Working an average of 14 hours a day, Zheng, a Beijing taxi driver of six years, still barely makes ends meet. Worse, the recent 6 per cent rise in petrol prices hit his business so badly that he is considering quitting his job.
"It adds about 10 yuan (US$1.2) per day, 300 yuan (US$37) per month to the petrol cost," said Zheng, 35, who drives a 1.4-litre Citroen Fukang.
His taxi runs 260 to 300 kilometres, spending about 25 litres of petrol a day. It means monthly petrol costs of 3,000 yuan (US$369).
"And I earn a profit of only 2,000 yuan (US$250) a month," Zheng said with a deep sigh. "It is just too much for me."
That doesn't count repair bills to his well-worn cab. Last time, it cost him 700 yuan (US$86) to fix the broken clutch.
The soaring petrol cost has added to Zheng's daily financial burden -- a monthly fee to his cab company.
Zheng pays 4,400 yuan (US$543) to the Beijing City Limo Yinjian Auto Service Co Ltd, one of the largest taxi companies in the capital.
For the former farmer of Miyun County of Beijing, the rental fee is an everyday nightmare, waking him up in the morning by saying: "You are bearing a debt of 150 yuan (US$19) today."
In Beijing, where almost every street has traffic during the rush hours, Zheng takes about 20 passengers a day.
But he said his business is shrinking partly because of the condition of the car.
"The new taxis, the Elantras, have higher occupancy rates than we have. And the old Xiali has lower costs. We are stuck in the middle and left with little business."
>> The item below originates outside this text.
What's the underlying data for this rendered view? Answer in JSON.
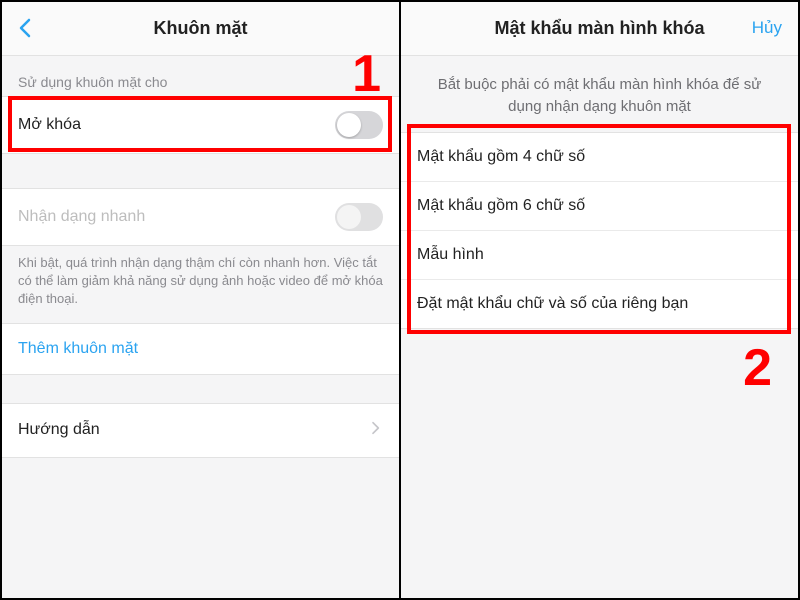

Zheng's two-year contract ends next month.
(China Daily August 5, 2005)